Hard Brexit could cost UK £17bn in lost export revenue

Car industry set to be worst hit of four key manufacturing sectors

Hard Brexit: trade barriers could cost the UK car industry   £7.9 billion. Photograph: Christopher Furlong/Getty

Hard Brexit: trade barriers could cost the UK car industry £7.9 billion. Photograph: Christopher Furlong/Getty

 

A hard Brexit could cost the UK £17 billion, or €19 billion, in lost export revenue, a new report has warned. The research, by the law firm Baker McKenzie and economic consultancy Oxford Economics, suggests the car sector would be worst hit, with tariff and nontariff barriers costing it up to £7.9 billion, or €8.9 billion.

The report assesses the likely impact on trade in four key manufacturing sectors: consumer goods, automotive, technology and healthcare, which account for 42 per cent of the United Kingdom’s manufacturing gross domestic product and 45 per cent of manufactured exports to the European Union.

Consumer goods would be second-worst hit, with a projected loss of £5.2 billion, or €5.9 billion, followed by healthcare, at £2 billion, or €2.3 billion, and technology, at £1.7 billion, or €1.9 billion.

According to The Realities of Trade after Brexit, trade would fall off because the increased costs caused by trade barriers would lead to higher prices for UK exports and so make EU consumers switch to domestically produced goods.
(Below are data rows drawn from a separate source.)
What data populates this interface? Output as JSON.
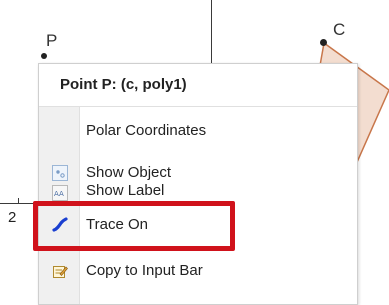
{
  "canvas": {
    "point_p_label": "P",
    "point_c_label": "C",
    "x_tick_label": "2"
  },
  "context_menu": {
    "title": "Point P: (c, poly1)",
    "items": [
      {
        "label": "Polar Coordinates",
        "icon": "none"
      },
      {
        "label": "Show Object",
        "icon": "show-object-icon"
      },
      {
        "label": "Show Label",
        "icon": "show-label-icon"
      },
      {
        "label": "Trace On",
        "icon": "trace-icon"
      },
      {
        "label": "Copy to Input Bar",
        "icon": "pencil-note-icon"
      }
    ]
  },
  "colors": {
    "highlight": "#d0121b",
    "polygon_fill": "#f3ddd0",
    "polygon_stroke": "#c8764a",
    "trace_icon": "#1a3fd0"
  }
}
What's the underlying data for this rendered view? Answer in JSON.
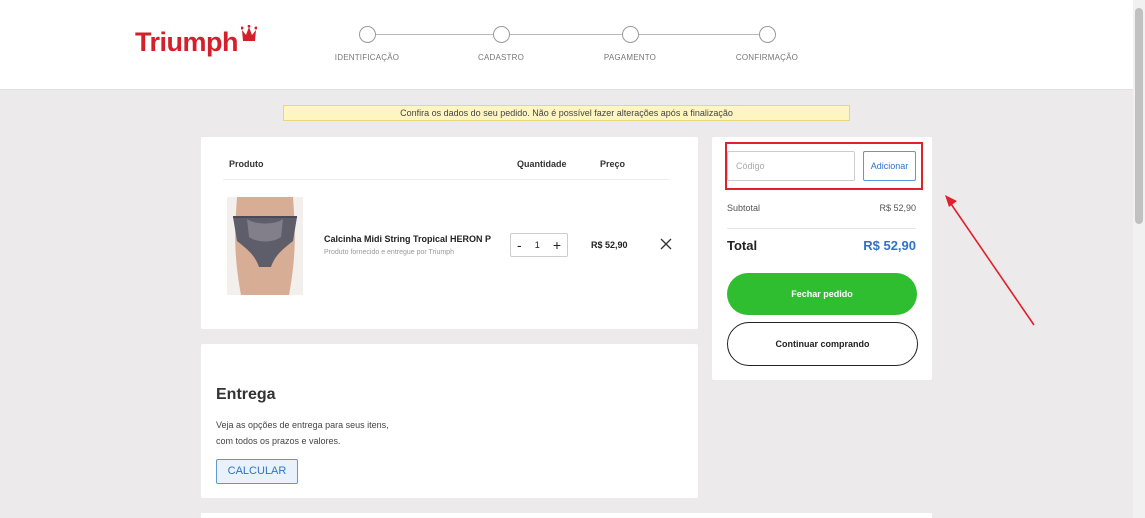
{
  "brand": {
    "name": "Triumph",
    "color": "#d4202a"
  },
  "steps": [
    "IDENTIFICAÇÃO",
    "CADASTRO",
    "PAGAMENTO",
    "CONFIRMAÇÃO"
  ],
  "notice": "Confira os dados do seu pedido. Não é possível fazer alterações após a finalização",
  "cart": {
    "headers": {
      "product": "Produto",
      "quantity": "Quantidade",
      "price": "Preço"
    },
    "item": {
      "name": "Calcinha Midi String Tropical HERON P",
      "seller": "Produto fornecido e entregue por Triumph",
      "minus": "-",
      "quantity": "1",
      "plus": "+",
      "price": "R$ 52,90",
      "image_icon": "product-photo"
    }
  },
  "delivery": {
    "title": "Entrega",
    "description": "Veja as opções de entrega para seus itens,\ncom todos os prazos e valores.",
    "button": "CALCULAR"
  },
  "summary": {
    "coupon_placeholder": "Código",
    "coupon_button": "Adicionar",
    "subtotal_label": "Subtotal",
    "subtotal_value": "R$ 52,90",
    "total_label": "Total",
    "total_value": "R$ 52,90",
    "checkout_button": "Fechar pedido",
    "continue_button": "Continuar comprando"
  },
  "colors": {
    "accent_blue": "#2f73c9",
    "checkout_green": "#2fbe30",
    "highlight_red": "#e0202a"
  }
}
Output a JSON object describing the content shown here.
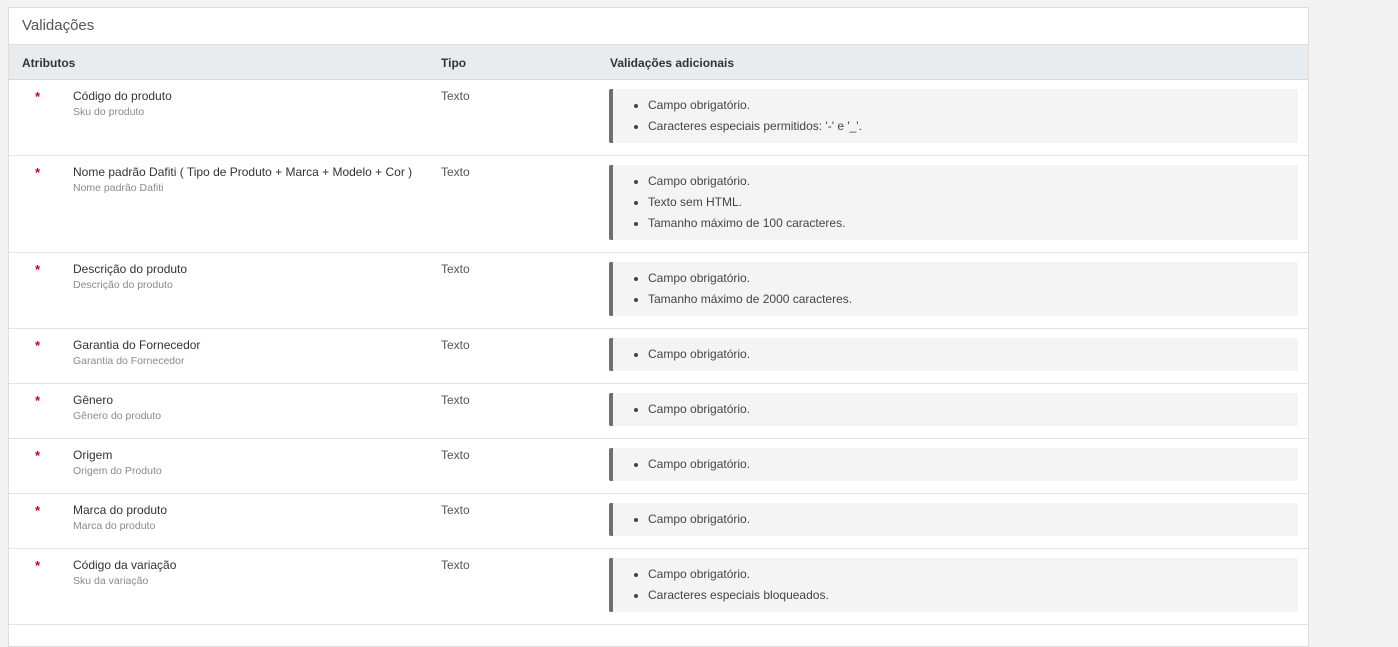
{
  "panel": {
    "title": "Validações"
  },
  "table": {
    "headers": {
      "attributes": "Atributos",
      "type": "Tipo",
      "validations": "Validações adicionais"
    },
    "required_mark": "*",
    "rows": [
      {
        "name": "Código do produto",
        "subtitle": "Sku do produto",
        "type": "Texto",
        "validations": [
          "Campo obrigatório.",
          "Caracteres especiais permitidos: '-' e '_'."
        ]
      },
      {
        "name": "Nome padrão Dafiti ( Tipo de Produto + Marca + Modelo + Cor )",
        "subtitle": "Nome padrão Dafiti",
        "type": "Texto",
        "validations": [
          "Campo obrigatório.",
          "Texto sem HTML.",
          "Tamanho máximo de 100 caracteres."
        ]
      },
      {
        "name": "Descrição do produto",
        "subtitle": "Descrição do produto",
        "type": "Texto",
        "validations": [
          "Campo obrigatório.",
          "Tamanho máximo de 2000 caracteres."
        ]
      },
      {
        "name": "Garantia do Fornecedor",
        "subtitle": "Garantia do Fornecedor",
        "type": "Texto",
        "validations": [
          "Campo obrigatório."
        ]
      },
      {
        "name": "Gênero",
        "subtitle": "Gênero do produto",
        "type": "Texto",
        "validations": [
          "Campo obrigatório."
        ]
      },
      {
        "name": "Origem",
        "subtitle": "Origem do Produto",
        "type": "Texto",
        "validations": [
          "Campo obrigatório."
        ]
      },
      {
        "name": "Marca do produto",
        "subtitle": "Marca do produto",
        "type": "Texto",
        "validations": [
          "Campo obrigatório."
        ]
      },
      {
        "name": "Código da variação",
        "subtitle": "Sku da variação",
        "type": "Texto",
        "validations": [
          "Campo obrigatório.",
          "Caracteres especiais bloqueados."
        ]
      }
    ]
  }
}
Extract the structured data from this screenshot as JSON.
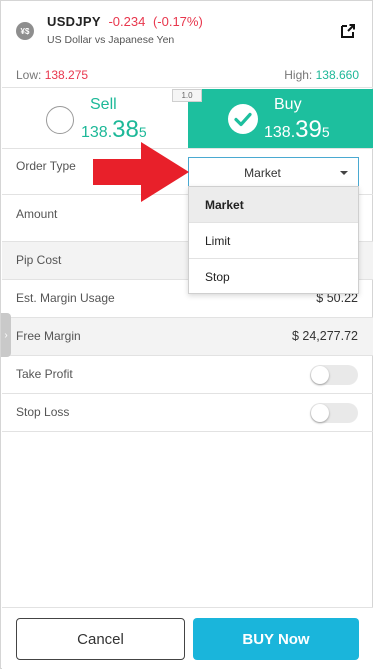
{
  "instrument": {
    "icon_label": "¥$",
    "symbol": "USDJPY",
    "change": "-0.234",
    "change_pct": "(-0.17%)",
    "description": "US Dollar vs Japanese Yen",
    "low_label": "Low:",
    "low_value": "138.275",
    "high_label": "High:",
    "high_value": "138.660"
  },
  "trade": {
    "sell_label": "Sell",
    "sell_price_main": "138.",
    "sell_price_big": "38",
    "sell_price_pip": "5",
    "buy_label": "Buy",
    "buy_price_main": "138.",
    "buy_price_big": "39",
    "buy_price_pip": "5",
    "spread": "1.0",
    "selected_side": "buy"
  },
  "form": {
    "order_type_label": "Order Type",
    "order_type_value": "Market",
    "order_type_options": [
      "Market",
      "Limit",
      "Stop"
    ],
    "amount_label": "Amount",
    "pip_cost_label": "Pip Cost",
    "est_margin_label": "Est. Margin Usage",
    "est_margin_value": "$ 50.22",
    "free_margin_label": "Free Margin",
    "free_margin_value": "$ 24,277.72",
    "take_profit_label": "Take Profit",
    "take_profit_on": false,
    "stop_loss_label": "Stop Loss",
    "stop_loss_on": false
  },
  "footer": {
    "cancel_label": "Cancel",
    "submit_label": "BUY Now"
  },
  "colors": {
    "up": "#1db898",
    "down": "#e8374d",
    "buy_bg": "#1dbf9e",
    "submit_bg": "#1ab5db",
    "annotation_arrow": "#e8202a"
  }
}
Although the European Union and the United Kingdom will both feel the pain, the UK is set to fare far worse, as the EU currently takes 49 per cent of UK exports while the UK takes just 9 per cent of the EU’s exports.

US and China offer biggest opportunities

The report suggests UK manufacturing exports to five key markets will need to increase by 60 per cent to offset export losses from a hard Brexit. It reveals that, for each of the four sectors, the United States offers the greatest opportunity, accounting for about half of the global market in each industry sector. China presents the second-largest opportunity.

“These figures indicate the extent to which the UK’s key manufacturing sectors are likely to be hit by the impact of a hard Brexit,” Jenny Revis of Baker McKenzie said. “You can understand why there is now mounting pressure for the UK to negotiate new customs arrangements for post-Brexit trade with the EU and for companies to work with their industry groups to help shape future trading relations with the EU.”

Separately, a report by the recruitment site Indeed has suggested that the number of UK-based professionals looking for finance jobs in Ireland has risen beyond the initial surge after the Brexit referendum, in June 2016. The company also said that interest in Ireland from European countries excluding the UK has accelerated, suggesting that London’s lure as Europe’s traditional financial hub could be diminishing.

Analysis of the 18 million monthly visitors to Indeed’s UK site showed a 39 per cent increase in searches for finance-related roles in Ireland from UK residents in the three months to the end of August 2017, compared with the three months in before the Brexit vote. This is an increase on the 37 per cent jump observed in the three months immediately after the vote.